    Title needs updating, this is GX8, not G8
    “Panasonic Lumix DMC-G8 review: In-body/dual IS”

  • sam

    Some people for some reason get their kicks out of criticising everything they can’t afford. Such a bitter person hoping a company which is innovating more than most to bring us new features (and profit for themselves of course, they are ‘in business’) loses money on a product is just plain negative. If it’s not something he likes he should just turn the page and move on.

  • entoman

    Cameras just keep getting better and better don’t they!

    Every month one manufacturer or another adds a new innovation or a leap in quality, creating a really competitive market. We’re really spoilt for choice nowadays.

    It’s fantastic to have so many absolutely superb cameras to choose from, with a huge choice of models from Canon, Nikon, Sony, Olympus, Pentax, Fuijifilm and Panasonic.

    There quite literally is something that is perfect for everyone.

  • entoman

    I’m a DSLR man, but if I was in the market for a rangefinder-style, interchangeable lens, mirrorless camera, this is most definitely the one I would buy. The specification is excellent, the size is sensible, quality of construction faultless.

    Of course, the major advantage of the 4/3rd system (masses of high quality, lightweight, compact lenses to choose from), is outweighed to a large degree by the limitations of the small sensor (lowish pixel count, noise at high ISO). But, unless you are shooting for publication, it’s probably adequate – and future 4/3rd cameras will undoubtedly overcome many of the current sensor’s limitations.

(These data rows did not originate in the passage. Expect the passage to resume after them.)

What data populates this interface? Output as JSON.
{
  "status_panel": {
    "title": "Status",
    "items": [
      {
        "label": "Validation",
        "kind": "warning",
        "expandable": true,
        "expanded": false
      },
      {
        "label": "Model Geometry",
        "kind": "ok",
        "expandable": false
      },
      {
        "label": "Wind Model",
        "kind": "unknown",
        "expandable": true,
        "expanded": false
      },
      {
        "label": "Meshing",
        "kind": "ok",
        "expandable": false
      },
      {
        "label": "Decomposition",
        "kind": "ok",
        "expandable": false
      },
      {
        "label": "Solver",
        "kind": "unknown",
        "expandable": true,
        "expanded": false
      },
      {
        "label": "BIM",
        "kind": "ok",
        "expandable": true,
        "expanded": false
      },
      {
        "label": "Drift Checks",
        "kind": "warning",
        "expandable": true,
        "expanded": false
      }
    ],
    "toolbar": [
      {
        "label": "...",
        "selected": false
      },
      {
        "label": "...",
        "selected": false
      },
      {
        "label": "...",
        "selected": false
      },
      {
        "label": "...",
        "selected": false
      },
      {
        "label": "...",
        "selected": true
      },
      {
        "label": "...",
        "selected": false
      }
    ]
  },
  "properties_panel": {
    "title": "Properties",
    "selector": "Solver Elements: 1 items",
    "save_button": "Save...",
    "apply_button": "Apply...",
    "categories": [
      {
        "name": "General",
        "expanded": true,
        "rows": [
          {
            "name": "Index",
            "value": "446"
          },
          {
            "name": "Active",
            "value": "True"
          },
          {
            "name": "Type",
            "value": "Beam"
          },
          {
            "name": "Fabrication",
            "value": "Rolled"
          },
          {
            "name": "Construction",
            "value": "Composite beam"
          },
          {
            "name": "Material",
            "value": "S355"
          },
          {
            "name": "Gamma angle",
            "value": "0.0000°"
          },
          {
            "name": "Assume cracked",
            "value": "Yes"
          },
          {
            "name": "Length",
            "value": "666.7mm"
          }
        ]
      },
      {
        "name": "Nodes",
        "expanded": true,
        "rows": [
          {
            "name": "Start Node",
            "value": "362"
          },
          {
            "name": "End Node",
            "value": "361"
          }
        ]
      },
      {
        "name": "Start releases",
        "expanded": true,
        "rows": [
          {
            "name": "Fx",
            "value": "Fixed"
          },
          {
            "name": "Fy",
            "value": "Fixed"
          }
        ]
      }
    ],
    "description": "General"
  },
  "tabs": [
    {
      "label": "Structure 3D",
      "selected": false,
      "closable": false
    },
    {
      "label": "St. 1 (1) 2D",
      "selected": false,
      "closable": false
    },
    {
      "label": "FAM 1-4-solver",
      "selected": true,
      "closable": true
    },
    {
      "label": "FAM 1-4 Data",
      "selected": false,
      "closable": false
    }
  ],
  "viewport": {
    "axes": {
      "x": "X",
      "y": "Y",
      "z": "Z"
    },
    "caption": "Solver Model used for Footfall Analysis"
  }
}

For amateurs it’s a good system to buy into, and can only get better.

  • poopchute

    You clearly haven’t been paying attention, if you think it is unremarkable. And I’m curious, how exactly are they trying to rip off the public?
    I too thought it was a little ugly at first, but it has grown on me. But that doesn’t really matter anyway, does it? It’s just personal opinion. For example, I think Soccer was created so the mentally challenged have something to entertain themselves with. But, that’s just my opinion.

  • Turbofrog

    Nothing remarkable about it except for one of the biggest viewfinders of any camera on the market (FF and MF DSLRs included), one of the most sophisticated image stabilization systems, one of the most sophisticated 4K video implementations, some of the best direct controls and touch-screen UX, full weather sealing, and image quality that competes strongly with other new camera models that cost the same? Nothing remarkable except for all those things?

  • Chris Hawley

    VERY ugly camera, and nothing remarkable about it. Impossible to justify charging £1000 for something this mundane. Hope they lose money on this, trying to rip off the public.